Syrian Shopping Adventure
One of the best things about being a Modern Day Church Lady (MDCL) is the personal connections you make with people from all over the world. Case in point, due to my church’s decision to support a Syrian Family, I got to meet a wonderful Syrian family of five. My church took on this mission despite our Governor’s anti-Syrian immigration stance. Read about it in my blog post “Syrian Refugees in NJ: Round One.”
After setting up their apartment (cleaning, buying beds and putting clothes in the closets), our next task was to fill the new kitchen with food. Luckily one of my Modern Day Church Lady friends is of Syrian extraction, so she knew all the Syrian markets in nearby Paterson, New Jersey. The two most famous markets are Nouri Brothers and Fattal’s. We shopped at them both. Why chose?
We took the mother and her13-year old son* with us so they could pick out what they needed. The son came along so he could translate for his mother. But since everybody in the market spoke Arabic, his English translation skills were primarily used to communicate to us Modern Day Church Ladies.
The Syrian shopping spree reminded me of a time when the American melting pot was a point of pride, not fear, for our country. To get to the markets, we drove down Main Street Paterson, a street lined with Arabic stores selling every imaginable item: halal meat, CDs’ and pastries.
As we cruised down Main Street, the mother’s eyes lit up and a broad smile crept across her face. She twisted around in her seat to read the familiar Arabic signs as they flashed by car window. After being whisked across the globe through the bustling JFK airport to a quiet town in New Jersey, it must have been a relief to see a reminder of her Syrian homeland.
For me, the Arabic signs felt like some sort of cosmopolitan badge. I wanted to say to the mother, “See, you can get anything here in the States, you can feel comfortable here, we are not all that intolerant of differences.” I felt a little pride bubble up about our American pluralistic society.
But I quickly realized that I was viewing this experience through naïve, rose-colored glasses. It was a kind of false pride; given how segregated this experience was from my day-to-day existence in affluent Millburn. I do not live in a very multicultural world.
Nor was my country as a whole heading in the direction of being more of a welcoming place.
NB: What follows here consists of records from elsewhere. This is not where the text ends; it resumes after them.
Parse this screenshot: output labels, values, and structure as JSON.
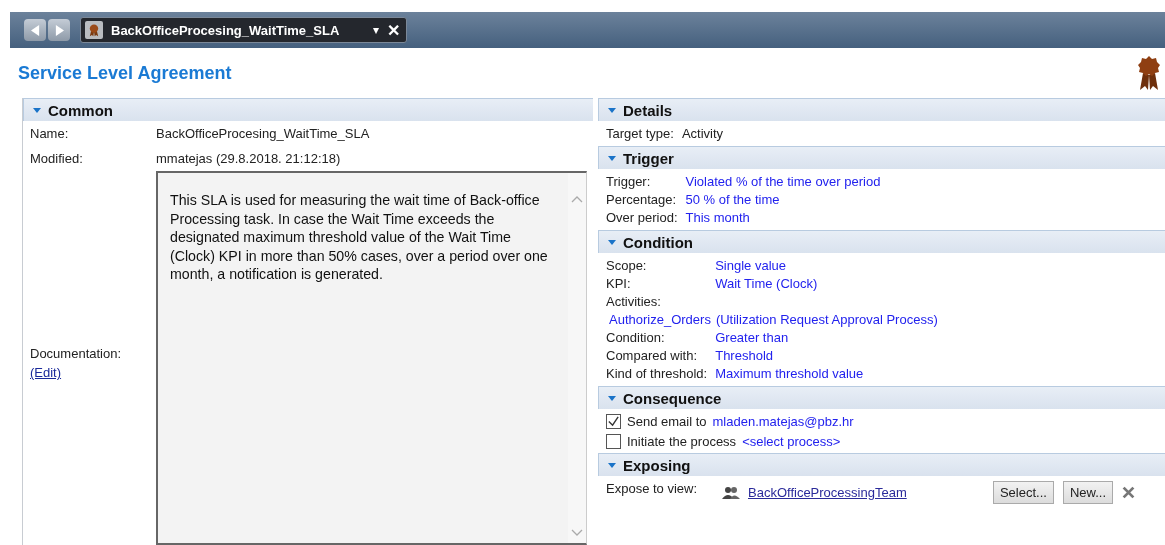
{
  "tab": {
    "title": "BackOfficeProcesing_WaitTime_SLA",
    "dropdown": "▾",
    "close": "✕"
  },
  "page_title": "Service Level Agreement",
  "common": {
    "heading": "Common",
    "expanded": true,
    "fields": [
      {
        "label": "Name:",
        "value": "BackOfficeProcesing_WaitTime_SLA"
      },
      {
        "label": "Modified:",
        "value": "mmatejas (29.8.2018. 21:12:18)"
      }
    ],
    "documentation": {
      "label": "Documentation:",
      "edit_link": "(Edit)",
      "text": "This SLA is used for measuring the wait time of Back-office Processing task. In case the Wait Time exceeds the designated maximum threshold value of the Wait Time  (Clock)  KPI  in more than 50% cases, over a period over one month, a notification is generated."
    }
  },
  "sections": [
    {
      "kind": "fields",
      "heading": "Details",
      "expanded": true,
      "fields": [
        {
          "label": "Target type:",
          "value": "Activity",
          "link": false
        }
      ]
    },
    {
      "kind": "fields",
      "heading": "Trigger",
      "expanded": true,
      "fields": [
        {
          "label": "Trigger:",
          "value": "Violated % of the time over period",
          "link": true
        },
        {
          "label": "Percentage:",
          "value": "50 % of the time",
          "link": true
        },
        {
          "label": "Over period:",
          "value": "This month",
          "link": true
        }
      ]
    },
    {
      "kind": "fields",
      "heading": "Condition",
      "expanded": true,
      "fields": [
        {
          "label": "Scope:",
          "value": "Single value",
          "link": true
        },
        {
          "label": "KPI:",
          "value": "Wait Time (Clock)",
          "link": true
        },
        {
          "label": "Activities:",
          "values": [
            "Authorize_Orders",
            "(Utilization Request Approval Process)"
          ],
          "link": true
        },
        {
          "label": "Condition:",
          "value": "Greater than",
          "link": true
        },
        {
          "label": "Compared with:",
          "value": "Threshold",
          "link": true
        },
        {
          "label": "Kind of threshold:",
          "value": "Maximum threshold value",
          "link": true
        }
      ]
    },
    {
      "kind": "checks",
      "heading": "Consequence",
      "expanded": true,
      "items": [
        {
          "label": "Send email to",
          "value": "mladen.matejas@pbz.hr",
          "checked": true
        },
        {
          "label": "Initiate the process",
          "value": "<select process>",
          "checked": false
        }
      ]
    },
    {
      "kind": "expose",
      "heading": "Exposing",
      "expanded": true,
      "label": "Expose to view:",
      "team": "BackOfficeProcessingTeam",
      "buttons": [
        "Select...",
        "New..."
      ]
    }
  ]
}
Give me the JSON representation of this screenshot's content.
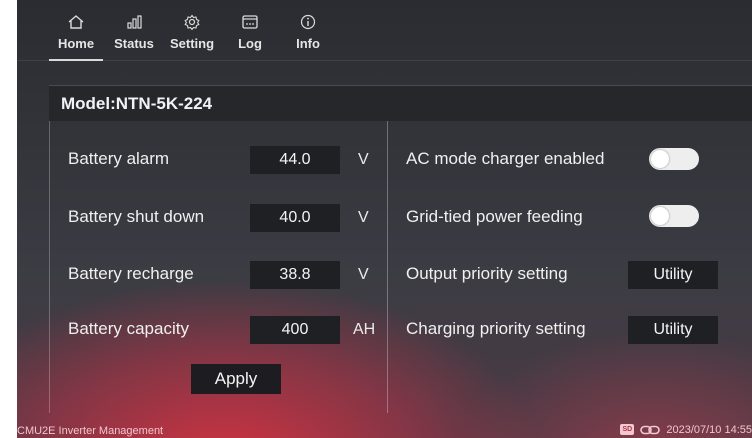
{
  "nav": {
    "tabs": [
      {
        "label": "Home",
        "icon": "home-icon"
      },
      {
        "label": "Status",
        "icon": "bar-chart-icon"
      },
      {
        "label": "Setting",
        "icon": "gear-icon"
      },
      {
        "label": "Log",
        "icon": "log-icon"
      },
      {
        "label": "Info",
        "icon": "info-icon"
      }
    ],
    "active": "Home"
  },
  "model": "Model:NTN-5K-224",
  "battery": [
    {
      "label": "Battery alarm",
      "value": "44.0",
      "unit": "V"
    },
    {
      "label": "Battery shut down",
      "value": "40.0",
      "unit": "V"
    },
    {
      "label": "Battery recharge",
      "value": "38.8",
      "unit": "V"
    },
    {
      "label": "Battery capacity",
      "value": "400",
      "unit": "AH"
    }
  ],
  "apply_label": "Apply",
  "settings": [
    {
      "label": "AC mode charger enabled",
      "type": "toggle",
      "on": false
    },
    {
      "label": "Grid-tied power feeding",
      "type": "toggle",
      "on": false
    },
    {
      "label": "Output priority setting",
      "type": "select",
      "value": "Utility"
    },
    {
      "label": "Charging priority setting",
      "type": "select",
      "value": "Utility"
    }
  ],
  "footer": {
    "app_name": "CMU2E Inverter Management",
    "sd_label": "SD",
    "datetime": "2023/07/10 14:55"
  },
  "colors": {
    "accent_red": "#d73241",
    "panel_dark": "#1f2024"
  }
}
Just look at the how the Presidential candidates are using intolerance as a badge of honor, from the harsh words by our Governor Christie about Syrian refugees to Donald Trump’s proposal for a wall across the Mexican border.
But back to shopping and my little multicultural fantasy bubble.
It was fun pushing our shopping carts down the aisle together, the mother in her white hijab and me in my Modern Church Lady black slacks and turtleneck. As the mother noticed I was copying many of her purchases, she started filling my cart with Syrian snack food like dried chickpeas and squash seeds. Sadly, the yogurt soda did not make it into my basket. Next time.
It was a poignant moment between two women who can’t communicate beyond charade inspired sign language. Awkward silences pop up regularly when you don’t speak the same language.
I wanted so desperately to connect that English sentence fragments erupted loudly from my mouth. These short cryptic outbursts were generally followed by long sentences flowing slowly and painfully like lava down a mountainside. As if saying something slower, simpler and louder could leap over a language barrier. I know better, but I did it anyway.
We spent about $300, which bought enough food, according to the son, to make 30 meals. One of these meals is slated to be a lunch to which this Modern Day Church Lady (along with other MDCLs), will be invited.
Maybe I’ll learn what to do with the large jar of grape leaves I felt compelled to purchase at Fattal’s.
*No names to protect privacy